- Another option is to take a hot air balloon ride for an amazing view as the sun comes up over the temple park.
- One the sun has risen, typically most visitors rush in to start exploring the inside. However, it’s a beautiful time to admire the exterior when it’s baked in a golden light.
Another option is to visit Angkor Wat at sunset, which is also great and definitely less crowded compared to sunrise. Another big plus of this is, it is free to enter the Archaeological Park after 5:30pm, although you can’t actually explore the interior of the temple. Of course, if you’re spending three days then there’s time to do both.
7 Top Tips for Visiting Angkor Wat
- Act Respectfully: Many of the temples, including Angkor Wat, are still in use today by devoted Buddhists. Keep this in mind and act respectfully, such as by keeping your voice down and avoiding no-nos such as touching the monks.
- Clothing | Dress Code: In recent years, temple guards have become more serious about enforcing the dress code. Visitors of all genders are requested to cover their shoulders and knees when visiting. Nudity is definitely not tolerated – and has landed several travelers in big trouble!
- Begging Children: While visiting the temples, you’ll likely encounter children selling and begging. Although they are charming and it can be difficult, it’s advisable not to buy from them as it encourages them to stay away from school. Instead, consider donating to a reputable NGO.
- Photography: You’ll get one of the most iconic photos of Angkor Wat from in front of the ponds near the entrance to the temple. It’s particularly beautiful around sunrise when the light is golden, and there’s an amazing reflection in the water.
- Guided Tour: As mentioned, a tour for at least one day or a couple of hours is the the best way to see the temples and take it all in. A licensed guide explains the significance and symbolism which makes the whole experience so much better.
- Sun and Heat: It is hot pretty much all year round in Cambodia, so definitely be prepared. Sunscreen and (bottled) water are musts, while in the wet season you’ll also want to come prepared for sudden rainstorms.

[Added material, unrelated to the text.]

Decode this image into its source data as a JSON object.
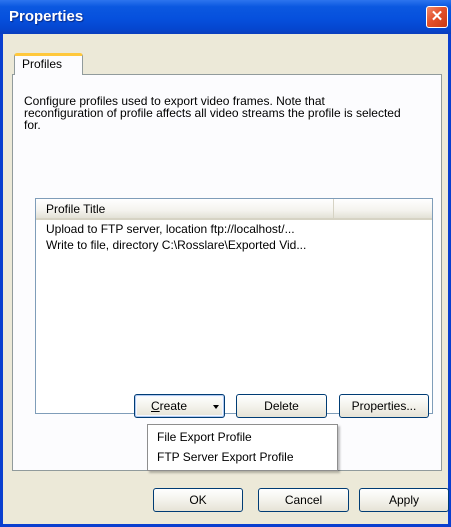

- Shoes: Please be careful at the temples and wear good shoes. Although you can walk around and, in some cases, through, the temples, just be aware of hurting yourself or damaging these historic sites. Be sure that you come back in one piece, and future generations can also enjoy the temples!
Place originally created by Umamisky. All gallery images below by Umamisky. Thanks!